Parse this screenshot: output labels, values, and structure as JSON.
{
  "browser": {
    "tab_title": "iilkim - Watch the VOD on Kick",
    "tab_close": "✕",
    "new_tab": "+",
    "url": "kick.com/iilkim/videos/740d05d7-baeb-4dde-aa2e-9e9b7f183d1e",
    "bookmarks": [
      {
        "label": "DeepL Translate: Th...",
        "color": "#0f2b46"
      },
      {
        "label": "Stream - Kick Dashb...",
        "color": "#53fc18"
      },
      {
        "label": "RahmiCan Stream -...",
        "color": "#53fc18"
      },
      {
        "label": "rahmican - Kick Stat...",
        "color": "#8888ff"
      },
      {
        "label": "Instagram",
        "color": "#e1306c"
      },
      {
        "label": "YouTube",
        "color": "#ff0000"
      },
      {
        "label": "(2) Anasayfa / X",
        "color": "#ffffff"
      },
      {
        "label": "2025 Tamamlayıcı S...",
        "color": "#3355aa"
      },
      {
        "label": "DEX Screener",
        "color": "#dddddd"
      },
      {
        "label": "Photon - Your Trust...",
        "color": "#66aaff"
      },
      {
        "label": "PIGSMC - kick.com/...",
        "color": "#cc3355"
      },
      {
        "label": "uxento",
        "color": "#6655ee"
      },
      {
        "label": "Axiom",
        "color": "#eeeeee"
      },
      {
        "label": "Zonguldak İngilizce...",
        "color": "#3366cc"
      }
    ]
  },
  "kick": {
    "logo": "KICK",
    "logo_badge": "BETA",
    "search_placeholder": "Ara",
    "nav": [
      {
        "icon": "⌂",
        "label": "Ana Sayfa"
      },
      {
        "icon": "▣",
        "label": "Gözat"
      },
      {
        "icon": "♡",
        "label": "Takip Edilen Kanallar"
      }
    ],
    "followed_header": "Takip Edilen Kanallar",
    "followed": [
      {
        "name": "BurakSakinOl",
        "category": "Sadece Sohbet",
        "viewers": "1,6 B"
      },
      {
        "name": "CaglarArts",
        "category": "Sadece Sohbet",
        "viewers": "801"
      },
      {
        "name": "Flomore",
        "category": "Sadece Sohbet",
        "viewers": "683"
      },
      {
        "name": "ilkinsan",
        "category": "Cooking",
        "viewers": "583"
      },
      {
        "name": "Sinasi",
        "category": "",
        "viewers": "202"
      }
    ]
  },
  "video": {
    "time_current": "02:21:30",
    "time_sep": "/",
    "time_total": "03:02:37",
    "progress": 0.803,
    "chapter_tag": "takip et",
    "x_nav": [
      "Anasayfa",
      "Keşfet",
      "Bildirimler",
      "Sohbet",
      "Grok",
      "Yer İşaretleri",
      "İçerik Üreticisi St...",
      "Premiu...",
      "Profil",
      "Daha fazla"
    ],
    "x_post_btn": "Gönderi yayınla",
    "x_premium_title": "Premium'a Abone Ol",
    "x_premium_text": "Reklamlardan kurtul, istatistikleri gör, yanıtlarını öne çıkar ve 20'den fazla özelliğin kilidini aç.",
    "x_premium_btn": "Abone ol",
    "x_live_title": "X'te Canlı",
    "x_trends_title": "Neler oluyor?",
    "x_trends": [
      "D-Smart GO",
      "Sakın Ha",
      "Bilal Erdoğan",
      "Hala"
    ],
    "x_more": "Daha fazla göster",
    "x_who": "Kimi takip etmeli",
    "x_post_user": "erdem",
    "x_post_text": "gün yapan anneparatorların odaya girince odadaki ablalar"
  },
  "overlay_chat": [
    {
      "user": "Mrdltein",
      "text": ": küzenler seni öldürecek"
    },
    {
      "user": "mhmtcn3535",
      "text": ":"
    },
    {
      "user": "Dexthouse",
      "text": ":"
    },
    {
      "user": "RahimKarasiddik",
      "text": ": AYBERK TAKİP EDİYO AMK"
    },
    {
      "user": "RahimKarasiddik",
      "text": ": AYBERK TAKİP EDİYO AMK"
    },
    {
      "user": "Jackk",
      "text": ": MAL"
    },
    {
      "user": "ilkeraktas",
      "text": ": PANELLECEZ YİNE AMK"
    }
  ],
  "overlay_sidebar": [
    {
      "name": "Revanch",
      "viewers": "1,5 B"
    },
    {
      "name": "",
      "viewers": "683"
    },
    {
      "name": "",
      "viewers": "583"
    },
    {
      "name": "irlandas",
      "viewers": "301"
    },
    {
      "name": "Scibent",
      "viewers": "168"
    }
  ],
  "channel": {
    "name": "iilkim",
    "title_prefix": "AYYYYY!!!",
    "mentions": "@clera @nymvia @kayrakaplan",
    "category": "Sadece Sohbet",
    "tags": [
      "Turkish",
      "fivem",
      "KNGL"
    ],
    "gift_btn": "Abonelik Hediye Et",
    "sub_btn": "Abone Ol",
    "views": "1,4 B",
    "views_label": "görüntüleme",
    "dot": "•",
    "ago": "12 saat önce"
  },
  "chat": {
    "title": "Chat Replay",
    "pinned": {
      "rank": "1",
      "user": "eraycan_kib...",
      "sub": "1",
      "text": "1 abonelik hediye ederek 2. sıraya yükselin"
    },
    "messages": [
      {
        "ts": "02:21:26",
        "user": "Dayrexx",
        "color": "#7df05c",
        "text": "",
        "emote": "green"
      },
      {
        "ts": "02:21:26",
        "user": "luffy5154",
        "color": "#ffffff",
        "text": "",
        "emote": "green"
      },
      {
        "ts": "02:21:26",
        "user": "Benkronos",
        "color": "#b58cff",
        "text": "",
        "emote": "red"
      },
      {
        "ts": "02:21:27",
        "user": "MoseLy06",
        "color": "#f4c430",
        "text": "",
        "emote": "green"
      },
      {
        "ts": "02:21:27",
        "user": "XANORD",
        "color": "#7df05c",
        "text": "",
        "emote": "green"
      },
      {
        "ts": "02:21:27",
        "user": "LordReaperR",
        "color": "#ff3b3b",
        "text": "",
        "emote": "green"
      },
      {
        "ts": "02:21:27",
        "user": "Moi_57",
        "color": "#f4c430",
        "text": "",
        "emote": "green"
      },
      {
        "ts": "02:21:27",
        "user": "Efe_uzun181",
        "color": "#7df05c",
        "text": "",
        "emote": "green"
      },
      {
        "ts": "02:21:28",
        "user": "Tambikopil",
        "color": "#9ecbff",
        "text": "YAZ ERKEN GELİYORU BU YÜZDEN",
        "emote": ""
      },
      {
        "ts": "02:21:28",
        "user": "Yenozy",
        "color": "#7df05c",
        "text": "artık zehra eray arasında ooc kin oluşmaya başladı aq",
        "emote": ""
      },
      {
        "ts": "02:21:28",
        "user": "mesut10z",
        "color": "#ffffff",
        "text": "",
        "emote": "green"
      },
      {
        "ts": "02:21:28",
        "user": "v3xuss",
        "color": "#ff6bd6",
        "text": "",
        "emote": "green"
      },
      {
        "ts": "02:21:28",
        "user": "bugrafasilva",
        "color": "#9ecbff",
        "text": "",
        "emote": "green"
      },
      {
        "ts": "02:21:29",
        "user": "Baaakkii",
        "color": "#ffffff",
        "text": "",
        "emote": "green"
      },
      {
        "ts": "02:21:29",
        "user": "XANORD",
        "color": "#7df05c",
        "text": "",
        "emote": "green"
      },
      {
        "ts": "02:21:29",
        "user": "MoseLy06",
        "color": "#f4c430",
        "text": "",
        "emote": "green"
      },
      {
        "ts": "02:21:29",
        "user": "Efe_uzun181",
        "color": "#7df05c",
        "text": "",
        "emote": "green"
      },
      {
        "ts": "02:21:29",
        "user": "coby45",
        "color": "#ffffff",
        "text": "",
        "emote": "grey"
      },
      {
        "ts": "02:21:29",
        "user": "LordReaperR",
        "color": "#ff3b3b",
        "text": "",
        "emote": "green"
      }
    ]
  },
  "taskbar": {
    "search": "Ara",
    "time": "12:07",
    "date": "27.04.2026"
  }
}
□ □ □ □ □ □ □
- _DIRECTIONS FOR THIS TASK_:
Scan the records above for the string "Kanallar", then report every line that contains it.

- _REPLY TO THE TASK_:
        "label": "Takip Edilen Kanallar"
    "followed_header": "Takip Edilen Kanallar",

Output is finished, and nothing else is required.